• [What needs to be done] Wherever the word "heatmap" appears in the entries, copy the whole line.

··· Dataset extract

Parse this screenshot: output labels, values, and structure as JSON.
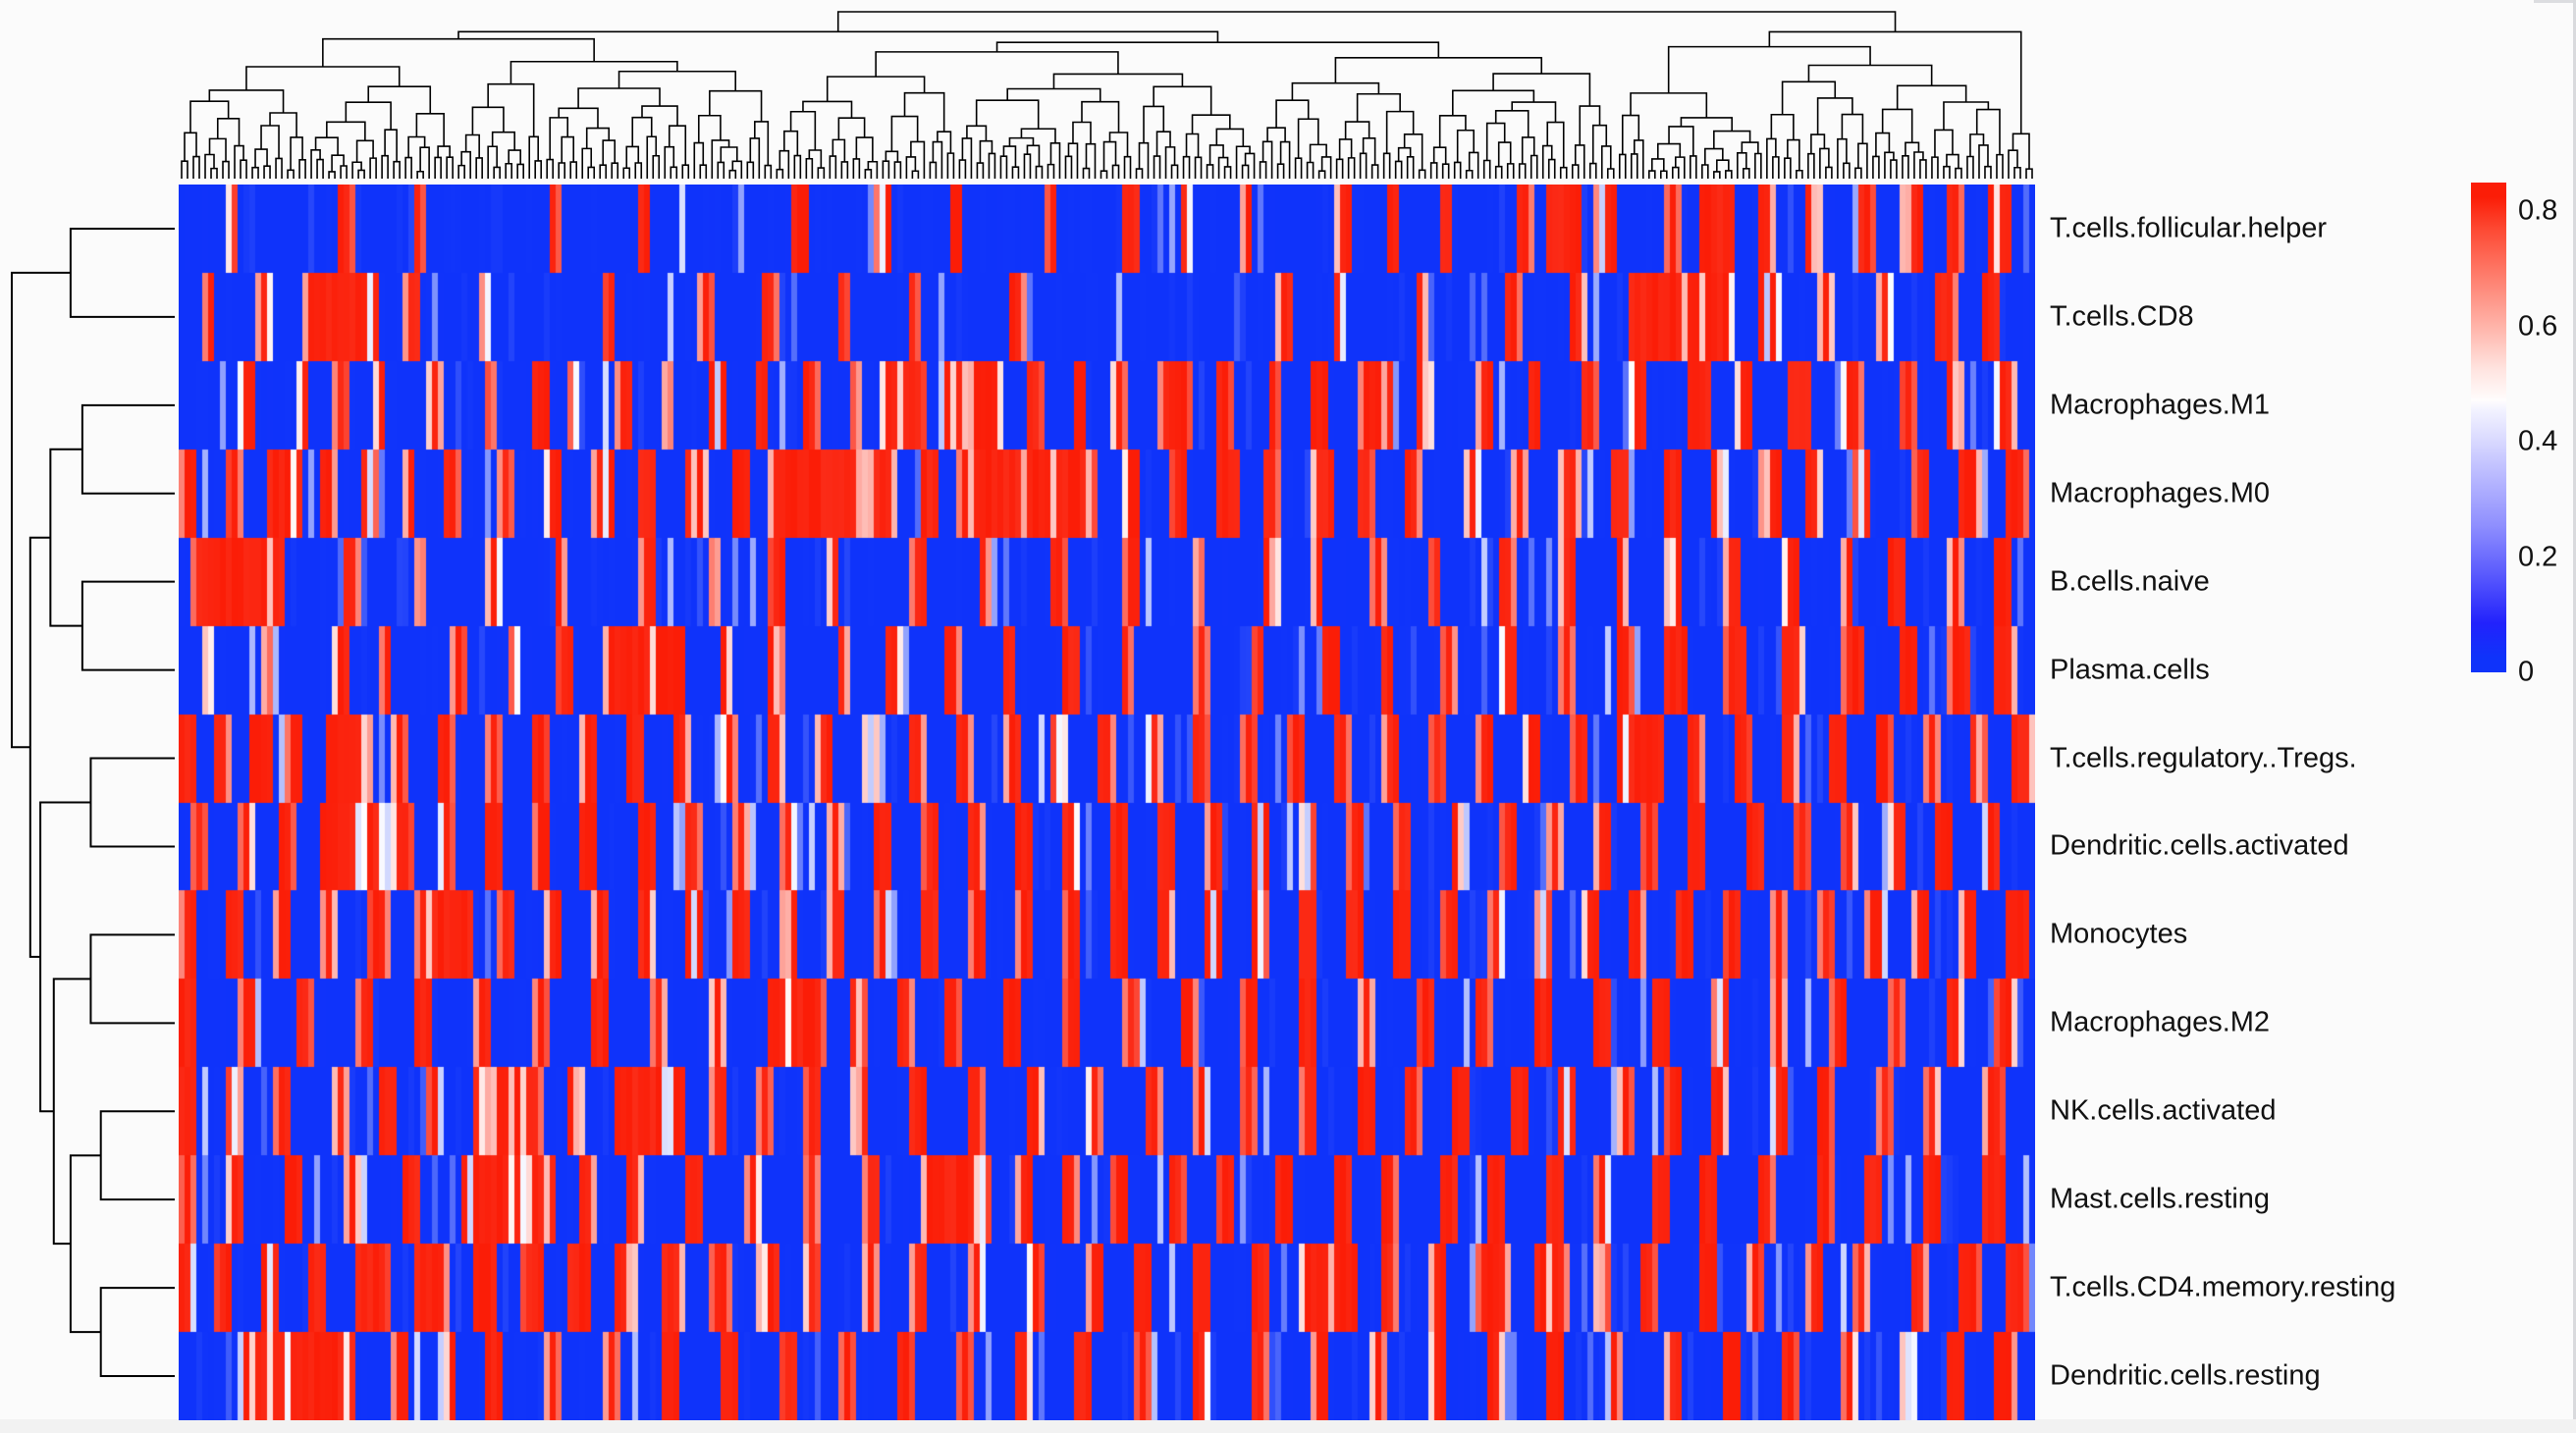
{
  "figure": {
    "type": "clustered-heatmap",
    "background_color": "#fbfbfb"
  },
  "chart_data": {
    "type": "heatmap",
    "title": "",
    "xlabel": "",
    "ylabel": "",
    "grid": false,
    "legend_position": "right",
    "colormap": {
      "name": "blue-white-red",
      "low_color": "#0f33fa",
      "mid_color": "#ffffff",
      "high_color": "#fb1d07",
      "vmin": 0,
      "vmax": 0.85,
      "mid_value": 0.42
    },
    "colorbar_ticks": [
      "0.8",
      "0.6",
      "0.4",
      "0.2",
      "0"
    ],
    "colorbar_tick_values": [
      0.8,
      0.6,
      0.4,
      0.2,
      0
    ],
    "row_labels": [
      "T.cells.follicular.helper",
      "T.cells.CD8",
      "Macrophages.M1",
      "Macrophages.M0",
      "B.cells.naive",
      "Plasma.cells",
      "T.cells.regulatory..Tregs.",
      "Dendritic.cells.activated",
      "Monocytes",
      "Macrophages.M2",
      "NK.cells.activated",
      "Mast.cells.resting",
      "T.cells.CD4.memory.resting",
      "Dendritic.cells.resting"
    ],
    "n_rows": 14,
    "n_columns": 315,
    "column_labels": [],
    "row_dendrogram": true,
    "column_dendrogram": true,
    "row_cluster_order": [
      "T.cells.follicular.helper",
      "T.cells.CD8",
      "Macrophages.M1",
      "Macrophages.M0",
      "B.cells.naive",
      "Plasma.cells",
      "T.cells.regulatory..Tregs.",
      "Dendritic.cells.activated",
      "Monocytes",
      "Macrophages.M2",
      "NK.cells.activated",
      "Mast.cells.resting",
      "T.cells.CD4.memory.resting",
      "Dendritic.cells.resting"
    ],
    "row_dendrogram_merges": [
      {
        "left": "T.cells.follicular.helper",
        "right": "T.cells.CD8",
        "height": 0.62
      },
      {
        "left": "Macrophages.M1",
        "right": "Macrophages.M0",
        "height": 0.55
      },
      {
        "left": "B.cells.naive",
        "right": "Plasma.cells",
        "height": 0.55
      },
      {
        "left": "T.cells.regulatory..Tregs.",
        "right": "Dendritic.cells.activated",
        "height": 0.5
      },
      {
        "left": "Monocytes",
        "right": "Macrophages.M2",
        "height": 0.5
      },
      {
        "left": "NK.cells.activated",
        "right": "Mast.cells.resting",
        "height": 0.44
      },
      {
        "left": "T.cells.CD4.memory.resting",
        "right": "Dendritic.cells.resting",
        "height": 0.44
      },
      {
        "left": "cluster-M1M0",
        "right": "cluster-BP",
        "height": 0.74
      },
      {
        "left": "cluster-NKMast",
        "right": "cluster-CD4DC",
        "height": 0.62
      },
      {
        "left": "cluster-TregDCact",
        "right": "cluster-MonoM2",
        "height": 0.7
      },
      {
        "left": "cluster-mid",
        "right": "cluster-low",
        "height": 0.8
      },
      {
        "left": "cluster-upper",
        "right": "cluster-rest",
        "height": 0.93
      }
    ],
    "value_legend_min_label": "0",
    "value_legend_max_label": "0.8",
    "notes": "Rows are immune cell fractions; values range 0 to ~0.85; most cells are at the low (blue) end with scattered high (red) columns."
  },
  "legend": {
    "ticks": [
      {
        "label": "0.8",
        "value": 0.8
      },
      {
        "label": "0.6",
        "value": 0.6
      },
      {
        "label": "0.4",
        "value": 0.4
      },
      {
        "label": "0.2",
        "value": 0.2
      },
      {
        "label": "0",
        "value": 0
      }
    ]
  }
}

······

• [Answer box]
    "type": "clustered-heatmap",
    "type": "heatmap",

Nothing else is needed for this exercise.